Friday Five 12/11
New federal cyber initiatives, phishing campaigns, and anti-trust lawsuits - catch up on all of the week's infosec news with the Friday Five!
1. A look inside Congress' biggest cyber bill ever by Tim Starks
The annual defense policy bill contains numerous provisions that would reshape cybersecurity at the federal level. Notably, the bill would strengthen the capabilities of the Cybersecurity and Infrastructure Security Agency (CISA) and establish a National Cyber Director in the White House. These changes are drawn from recommendations by the Cyberspace Solarium Commission, an intergovernmental body whose purpose is to develop a strategic approach to defense against cyberattacks. The bill is expected to pass both the House and Senate, however, the president is threatening to veto the legislation over certain legal protections for tech companies (Section 230). The vote to override a veto is expected to be close. If it becomes law, the bill is full of proposals that will bolster the federal government’s cybersecurity apparatus.
2. Phishing Campaign Targets 200M Microsoft 365 Accounts by Kelly Sheridan
200 million Microsoft 365 users are being targeted by a large phishing campaign. The campaign’s targets span a wide range of industries including healthcare, manufacturing, financial services, insurance, and many others. The attackers are creating emails that appear to come from Microsoft Outlook and contain urgent language in an attempt to trick users to enter their Microsoft login credentials on a fake authentication page. Researchers stress the importance of configuring defenses for Domain-based Message Authentication, Reporting, and Compliance (DMARC). Though in many ways the phishing campaign uses traditional phishing tactics, their impersonation of an exact name and domain of a specific sender is technically more complex, and the persistent targeting of Microsoft 365 continues to be a concern.
3. COVID data manager investigated, raided for using publicly available password by Katie Cox
Over the past week, there have been continuing developments in the story of Rebekah Jones, a data scientist who is part of an investigation into unauthorized access of a state emergency-responder system in Florida.

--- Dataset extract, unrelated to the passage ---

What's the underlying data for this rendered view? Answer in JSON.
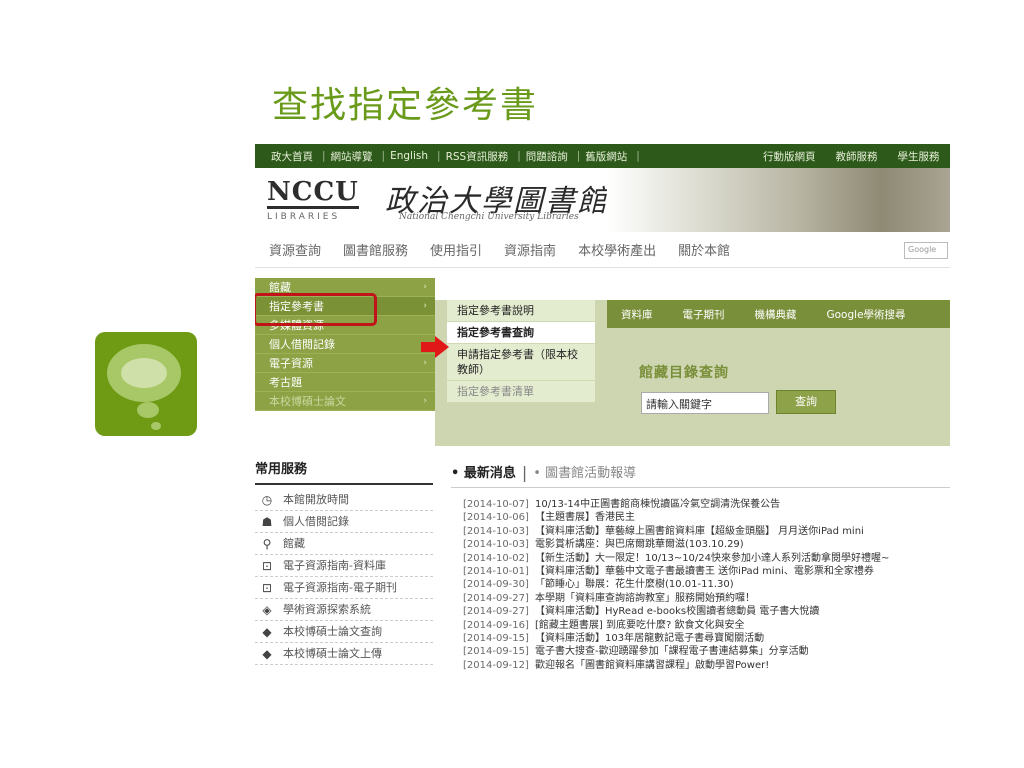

As part of the investigation, it has been discovered that the emergency-response team in Florida shares one username and password across the entire department. To make matters worse, the login does not change when users resign or are fired, and the account credentials are part of a logistics manual that is publicly searchable and accessible on Florida’s DOH website. This is extremely concerning from a cybersecurity perspective, as it leaves the agency open to exploit. As DOH coordinates public health responses including “triage, treatment, and transportation” access to their emergency alert system in the wrong hands could lead to disastrous consequences.
4. NSA: Russian-linked hackers are exploiting new VMWare product vulnerabilities to steal data by Derek B. Johnson
The NSA issued an advisory this week warning of a command injection vulnerability in VMWare products that can be used to access privileges and steal data. The vulnerability is present in Workspace One Access, Access Connector, Identity Manager, and Identity Manager Connector. Once gaining access, attackers can set up web shells, create fake authentications, and gain access to sensitive data. In response, the NSA recommends patching, strong passwords, and making sure the interface is not connected to the internet. The advisory from the NSA is the latest example of their effort to increase public notification of security vulnerabilities to the private sector.
5. US antitrust siege of tech widens with lawsuits vs Facebook by Marcy Gordon and Michael R. Sisak
On Wednesday this week, regulators filed landmark antitrust lawsuits against Facebook. The Federal Trade Commission and 48 states are accusing Facebook of using its power in the market to hurt competition and by proxy hurt consumers. To remediate these concerns, the lawsuits seek to reverse some of Facebook’s acquisitions by spinning off Instagram and WhatsApp. In a rare show of consensus, lawmakers of both parties are pushing for stronger oversight, a significant shift from the previous policy of largely leaving tech companies to self-regulate in the name of innovation. While antitrust cases are often hard to win, the unified support behind this lawsuit makes the case a lot stronger, and if successful, could mark a large shift in the government’s future role in regulating tech.